1. Reward Power: A person with reward power has control over some valued resource (e.g., promotions and raises).

2. Coercive Power: A person with coercive power has the ability to inflict punishments (e.g., fire you).

3. Expert Power: Expert power is based on what a person knows (e.g., you may do what a doctor tells you to do because they know more about medicine than you do).

4. Legitimate Power: Legitimate power is based on formal rank or position (e.g., you obey someone’s commands because they are the vice president in the company for which you work).

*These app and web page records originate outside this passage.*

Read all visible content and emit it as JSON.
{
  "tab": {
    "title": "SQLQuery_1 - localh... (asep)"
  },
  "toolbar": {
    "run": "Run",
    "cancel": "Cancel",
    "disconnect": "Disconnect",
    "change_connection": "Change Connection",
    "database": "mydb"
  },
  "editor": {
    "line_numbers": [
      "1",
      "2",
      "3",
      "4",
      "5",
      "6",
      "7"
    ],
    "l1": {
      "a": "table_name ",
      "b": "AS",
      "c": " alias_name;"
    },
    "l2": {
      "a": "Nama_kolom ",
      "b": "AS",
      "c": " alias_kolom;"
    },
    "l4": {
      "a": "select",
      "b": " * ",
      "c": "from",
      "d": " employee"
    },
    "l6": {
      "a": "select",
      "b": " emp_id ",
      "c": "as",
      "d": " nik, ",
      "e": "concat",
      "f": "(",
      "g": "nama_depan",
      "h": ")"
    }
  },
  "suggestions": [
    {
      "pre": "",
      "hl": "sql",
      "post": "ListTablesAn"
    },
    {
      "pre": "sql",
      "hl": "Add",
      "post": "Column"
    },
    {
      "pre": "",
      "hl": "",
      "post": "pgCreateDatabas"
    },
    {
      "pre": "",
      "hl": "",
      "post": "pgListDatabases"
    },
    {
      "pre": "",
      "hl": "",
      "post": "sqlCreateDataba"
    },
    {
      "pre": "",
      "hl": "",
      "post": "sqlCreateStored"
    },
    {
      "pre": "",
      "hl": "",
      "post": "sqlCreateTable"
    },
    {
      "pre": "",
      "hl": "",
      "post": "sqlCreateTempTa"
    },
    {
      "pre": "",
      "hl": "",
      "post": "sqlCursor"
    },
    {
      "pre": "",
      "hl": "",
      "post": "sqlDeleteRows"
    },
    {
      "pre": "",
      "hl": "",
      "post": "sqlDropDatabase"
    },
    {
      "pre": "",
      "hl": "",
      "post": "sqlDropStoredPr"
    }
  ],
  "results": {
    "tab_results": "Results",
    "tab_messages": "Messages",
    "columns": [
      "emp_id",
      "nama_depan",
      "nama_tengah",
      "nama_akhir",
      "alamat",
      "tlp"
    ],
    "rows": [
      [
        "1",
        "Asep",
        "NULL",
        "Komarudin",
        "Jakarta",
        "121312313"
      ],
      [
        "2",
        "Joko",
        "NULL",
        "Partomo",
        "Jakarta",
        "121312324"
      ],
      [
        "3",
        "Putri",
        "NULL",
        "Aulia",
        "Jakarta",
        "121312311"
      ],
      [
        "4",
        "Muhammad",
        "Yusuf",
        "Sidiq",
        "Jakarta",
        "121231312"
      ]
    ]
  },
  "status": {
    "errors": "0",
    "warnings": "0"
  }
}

5. Referent Power: People have referent power when the person they are trying to influence wants to be like them (e.g., a mentor often has this type of power).

(French & Raven, 1960)

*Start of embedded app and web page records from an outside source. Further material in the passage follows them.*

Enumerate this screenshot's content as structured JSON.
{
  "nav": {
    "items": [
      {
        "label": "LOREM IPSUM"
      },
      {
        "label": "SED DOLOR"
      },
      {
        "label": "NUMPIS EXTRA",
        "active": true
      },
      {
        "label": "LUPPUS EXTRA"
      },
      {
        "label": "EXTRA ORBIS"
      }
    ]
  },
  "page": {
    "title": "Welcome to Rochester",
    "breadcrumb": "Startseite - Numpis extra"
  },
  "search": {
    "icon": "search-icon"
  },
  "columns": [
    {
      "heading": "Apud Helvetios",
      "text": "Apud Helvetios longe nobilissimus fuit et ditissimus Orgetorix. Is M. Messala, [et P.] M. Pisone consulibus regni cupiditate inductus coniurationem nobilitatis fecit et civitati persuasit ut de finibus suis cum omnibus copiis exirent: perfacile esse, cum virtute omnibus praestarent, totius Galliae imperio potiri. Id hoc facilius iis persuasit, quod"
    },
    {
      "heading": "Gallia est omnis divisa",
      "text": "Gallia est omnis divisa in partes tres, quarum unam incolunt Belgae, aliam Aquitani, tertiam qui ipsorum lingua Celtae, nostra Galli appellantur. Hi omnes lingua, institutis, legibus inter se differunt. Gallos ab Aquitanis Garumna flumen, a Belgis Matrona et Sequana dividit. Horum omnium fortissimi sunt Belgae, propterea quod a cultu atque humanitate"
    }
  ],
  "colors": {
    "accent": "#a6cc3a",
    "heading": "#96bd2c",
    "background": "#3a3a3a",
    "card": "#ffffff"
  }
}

Techniques and terms[edit]

The study of compliance gaining has been central in the development of many commonly used or heard of techniques. The following techniques are a few of what has evolved as a product of the study of compliance gaining strategies. Note, many of these techniques have been empirically documented increasing compliance.

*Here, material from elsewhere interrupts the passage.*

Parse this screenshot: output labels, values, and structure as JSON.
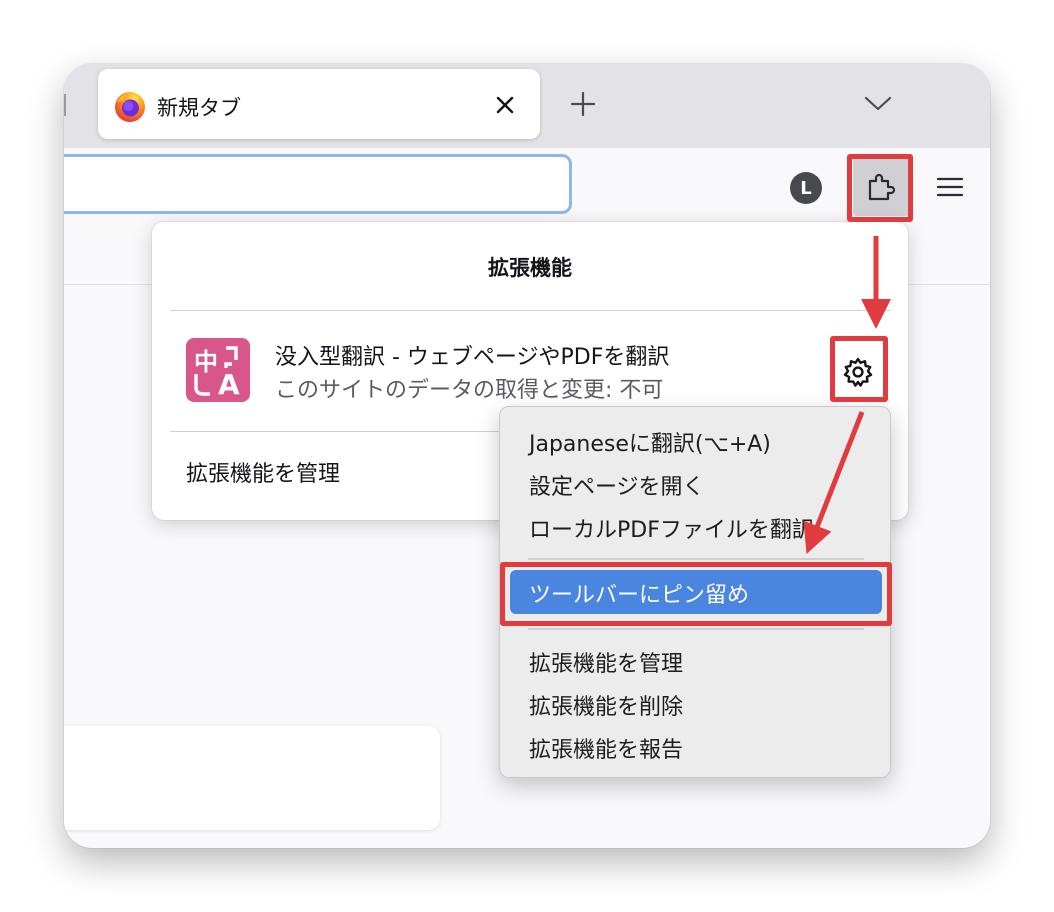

Foot-in-the-door (FITD)[edit]

The FITD technique can be defined as a gradual-persuasion technique in which an initial, modest request precedes a larger request (Rodafinos, & Vucevic, & Sideridis., 2005). FITD is a simple technique where a person asks another for something to establish a relationship and get them to positively associate with what he is offering. The initial request must be small enough to ensure they don't reject it. Once the request is accepted, the person asks for something larger (e.g., money, participation, etc.). Since the individual succumbed to the first request, they have established a positive association with the stimulus, and see the larger request in terms of consistency with past actions.

For example, an activist knocks on a door and asks the person inside to sign a petition to help “save the whales,” and they do sign it. A few hours later the activist comes back and asks the same individual to donate $10 to save the whales. The initial request has increased the chance that the individual will grant the second one.

References[edit]

  • Boster, F. J., & Stiff, J. B. (1984). Compliance gaining message selection behavior. Human Communication Research, 10, 539-556.
  • Dillard, J.P. (2004). The goals-plans-action model of interpersonal influence. In J. S. Seiter & R. H. Gass (Eds.) Readings in persuasion, social influence, and compliance gaining (pp. 185–206). Boston: Allyn & Bacon.
  • French, J. P. R., Jr., & Raven, B. (1960). The bases of social power. In D. Cartwright & A. Zander (Eds.), Group dynamics (pp. 607–623). New York: Harper & Row.
  • Golish, T. (1999, Winter99). Students' use of compliance gaining strategies with graduate teaching assistants: Examining the.... Communication Quarterly, 47(1), 12-32. Retrieved July 29, 2008, from Academic Search Elite database.
  • Lee, C. R., Levine, T. R., & Cambra, R. (1997). Resisting compliance in the multicultural classroom. Communication Education, 46, 229-43.
  • Marwell, G., & Schmitt, D. R. (1967). Dimensions of compliance-gaining behavior: An empirical analysis. Sociometery, 30, 350-364.
  • McQuillen, J. S., Higginbotham, D. C., & Cummings, M. C. (1984). Compliance-resisting behaviors: The effects of age, agent, and types of request. In R. N. Bostrom (Ed.), Communication yearbook 8 (pp. 747–762). Beverly Hills: SAGE.
  • Miller, G., Boster, F., Roloff, M., & Seibold, D. (1977, March). COMPLIANCE-GAINING MESSAGE STRATEGIES: A TYPOLOGY AND SOME FINDINGS CONCERNING EFFECTS OF SITUATIONAL DIFFERENCES. Communication Monographs, 44(1), 37. Retrieved July 29, 2008, from Communication & Mass Media Complete database.
  • Rodafinos, A., Vucevic, A., & Sideridis, G. (2005, April). The Effectiveness of Compliance Techniques: Foot in the Door Versus Door in the Face. Journal of Social Psychology, 145(2), 237-239. Retrieved July 29, 2008, from Academic Search Elite database.
  • Wheeless, L. R., Barraclough, R., & Stewart, R. (1983). Compliance-gaining and power in persuasion. In R. Bostrom (Ed.), Communication yearbook 7 (pp. 105–145). Beverly Hills: Sage.